● **AIM OF THE EXERCISE**:
Find the string "icon" in the records. Copy each line that has it.

[Web page and app entries]
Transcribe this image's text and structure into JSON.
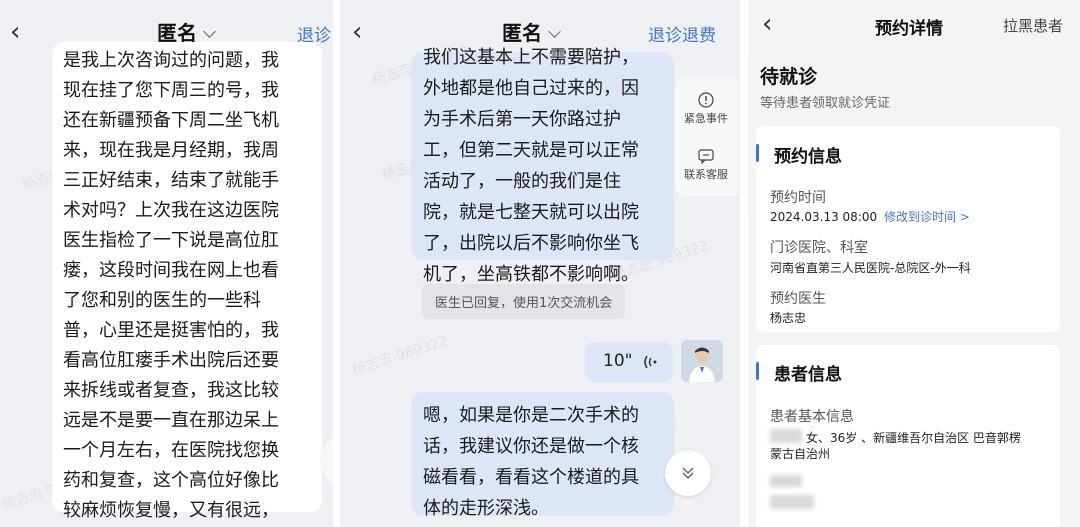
{
  "panel1": {
    "header": {
      "title": "匿名",
      "action": "退诊"
    },
    "message_lines": [
      "是我上次咨询过的问题，我",
      "现在挂了您下周三的号，我",
      "还在新疆预备下周二坐飞机",
      "来，现在我是月经期，我周",
      "三正好结束，结束了就能手",
      "术对吗？上次我在这边医院",
      "医生指检了一下说是高位肛",
      "瘘，这段时间我在网上也看",
      "了您和别的医生的一些科",
      "普，心里还是挺害怕的，我",
      "看高位肛瘘手术出院后还要",
      "来拆线或者复查，我这比较",
      "远是不是要一直在那边呆上",
      "一个月左右，在医院找您换",
      "药和复查，这个高位好像比",
      "较麻烦恢复慢，又有很远，"
    ],
    "watermark": "杨志忠 969322"
  },
  "panel2": {
    "header": {
      "title": "匿名",
      "action": "退诊退费"
    },
    "doctor_message_lines": [
      "我们这基本上不需要陪护，",
      "外地都是他自己过来的，因",
      "为手术后第一天你路过护",
      "工，但第二天就是可以正常",
      "活动了，一般的我们是住",
      "院，就是七整天就可以出院",
      "了，出院以后不影响你坐飞",
      "机了，坐高铁都不影响啊。"
    ],
    "side_buttons": [
      {
        "label": "紧急事件",
        "icon": "alert-circle-icon"
      },
      {
        "label": "联系客服",
        "icon": "customer-service-icon"
      }
    ],
    "system_notice": "医生已回复，使用1次交流机会",
    "voice_message": {
      "duration": "10\""
    },
    "reply_lines": [
      "嗯，如果是你是二次手术的",
      "话，我建议你还是做一个核",
      "磁看看，看看这个楼道的具",
      "体的走形深浅。"
    ],
    "watermark": "杨志忠 969322"
  },
  "panel3": {
    "header": {
      "title": "预约详情",
      "action": "拉黑患者"
    },
    "status": {
      "title": "待就诊",
      "subtitle": "等待患者领取就诊凭证"
    },
    "appointment": {
      "section_title": "预约信息",
      "time_label": "预约时间",
      "time_value": "2024.03.13 08:00",
      "change_link": "修改到诊时间 >",
      "hospital_label": "门诊医院、科室",
      "hospital_value": "河南省直第三人民医院-总院区-外一科",
      "doctor_label": "预约医生",
      "doctor_value": "杨志忠"
    },
    "patient": {
      "section_title": "患者信息",
      "basic_label": "患者基本信息",
      "basic_line1": "女、36岁 、新疆维吾尔自治区 巴音郭楞",
      "basic_line2": "蒙古自治州"
    }
  },
  "colors": {
    "accent": "#3d76d8",
    "doctor_bubble": "#dde6f7",
    "background": "#eef0f3"
  }
}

● **ANSWER BELOW**:
        "icon": "alert-circle-icon"
        "icon": "customer-service-icon"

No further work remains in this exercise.